Prime Minister and Radical Left SYRIZA leader Alexis Tsipras’ claim he’s bringing a recovery from a more than 8 ½-year long economic crisis is being undercut by the risk of losing 750 million euros ($851.21 million) under a debt relief deal because his government hasn’t finished agreed reforms.
Tsipras had eagerly sought the agreement last year from the Eurozone and claimed a big victory when Greece was allowed more time to repay 326 billion euros ($369.99 billion) in three international bailouts.
The deal also would see the return of monies from about 4.8 billion euros ($5.45 billion) of profits from Greek bonds held by Eurozone central banks, to be handed back to Athens by mid-2022 in semi-annual installments of 750 million euros.
The money was designed to be an incentive for Greece to stick to reforms and austerity agreed with the Troika of the European Union-European Central Bank-European Stability Mechanism (EU-ECB-ESM) and the Washington, D.C.-based International Monetary Fund (IMF) which took part in the first two rescue packages of 240 million euros ($272.39 million) but not a third of 86 billion euros ($97.61 billion) in 2015.

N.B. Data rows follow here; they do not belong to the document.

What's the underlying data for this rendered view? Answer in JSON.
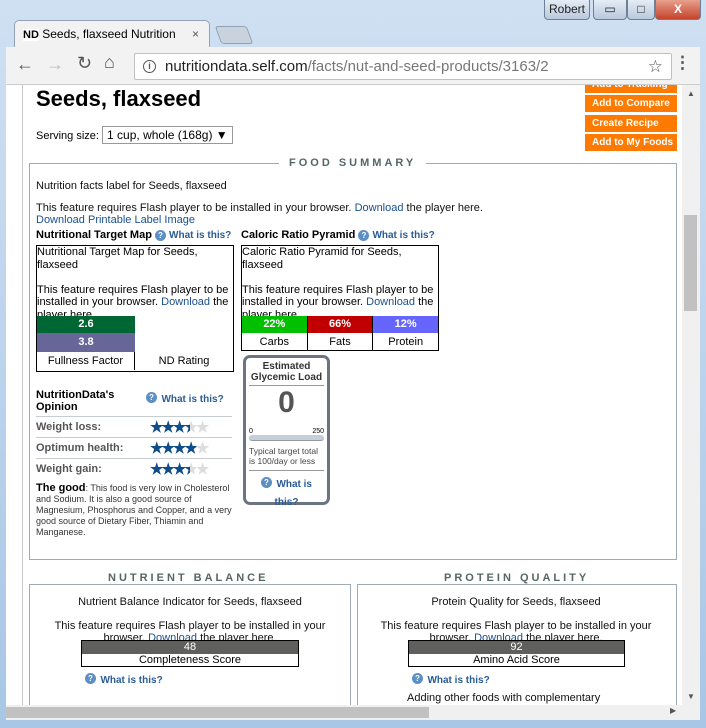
{
  "window": {
    "user": "Robert",
    "minimize": "▭",
    "maximize": "□",
    "close": "X"
  },
  "tab": {
    "favicon": "ND",
    "title": "Seeds, flaxseed Nutrition",
    "close": "×"
  },
  "address": {
    "domain": "nutritiondata.self.com",
    "path": "/facts/nut-and-seed-products/3163/2"
  },
  "page": {
    "title": "Seeds, flaxseed",
    "serving_label": "Serving size:",
    "serving_value": "1 cup, whole (168g)",
    "buttons": [
      "Add to Tracking",
      "Add to Compare",
      "Create Recipe",
      "Add to My Foods"
    ],
    "food_summary": {
      "legend": "FOOD SUMMARY",
      "label_text": "Nutrition facts label for Seeds, flaxseed",
      "flash_text": "This feature requires Flash player to be installed in your browser.",
      "download": "Download",
      "flash_tail": "the player here.",
      "printable": "Download Printable Label Image",
      "what": "What is this?",
      "target_map": {
        "title": "Nutritional Target Map",
        "caption": "Nutritional Target Map for Seeds, flaxseed",
        "flash": "This feature requires Flash player to be installed in your browser.",
        "download": "Download",
        "tail": "the player here.",
        "fullness_value": "2.6",
        "nd_value": "3.8",
        "fullness_label": "Fullness Factor",
        "nd_label": "ND Rating"
      },
      "pyramid": {
        "title": "Caloric Ratio Pyramid",
        "caption": "Caloric Ratio Pyramid for Seeds, flaxseed",
        "flash": "This feature requires Flash player to be installed in your browser.",
        "download": "Download",
        "tail": "the player here.",
        "items": [
          {
            "label": "Carbs",
            "value": "22%",
            "color": "#00c000"
          },
          {
            "label": "Fats",
            "value": "66%",
            "color": "#c00000"
          },
          {
            "label": "Protein",
            "value": "12%",
            "color": "#6666ff"
          }
        ]
      },
      "opinion": {
        "title": "NutritionData's Opinion",
        "rows": [
          {
            "label": "Weight loss:",
            "stars": 3.5
          },
          {
            "label": "Optimum health:",
            "stars": 4
          },
          {
            "label": "Weight gain:",
            "stars": 3.5
          }
        ],
        "good_label": "The good",
        "good_text": ": This food is very low in Cholesterol and Sodium. It is also a good source of Magnesium, Phosphorus and Copper, and a very good source of Dietary Fiber, Thiamin and Manganese."
      },
      "glycemic": {
        "title": "Estimated Glycemic Load",
        "value": "0",
        "min": "0",
        "max": "250",
        "note": "Typical target total is 100/day or less"
      }
    },
    "nutrient_balance": {
      "legend": "NUTRIENT BALANCE",
      "caption": "Nutrient Balance Indicator for Seeds, flaxseed",
      "flash": "This feature requires Flash player to be installed in your browser.",
      "download": "Download",
      "tail": "the player here.",
      "score": "48",
      "score_label": "Completeness Score"
    },
    "protein_quality": {
      "legend": "PROTEIN QUALITY",
      "caption": "Protein Quality for Seeds, flaxseed",
      "flash": "This feature requires Flash player to be installed in your browser.",
      "download": "Download",
      "tail": "the player here.",
      "score": "92",
      "score_label": "Amino Acid Score",
      "more": "Adding other foods with complementary"
    }
  }
}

The European Commission will issue a report on Feb. 27 on the progress of reforms, some of which Tsipras is trying to wiggle out of after plummeting in polls and with elections coming this year.
“The report is likely to say that Greece has not completed the agreed reforms,” one Eurozone official who wasn’t identified told Reuters. “Eurozone finance ministers will not allow the disbursement unless Athens completes the actions between February 27 and March 11,” the official said.
There are 16 various reforms at different stages of completion, but the key ones, officials said, were linked to the clearance of government arrears, the rollout of the primary healthcare system and centralized healthcare procurement and the legal framework for bad loans and pushing home foreclosures that Tsipras said he would halt.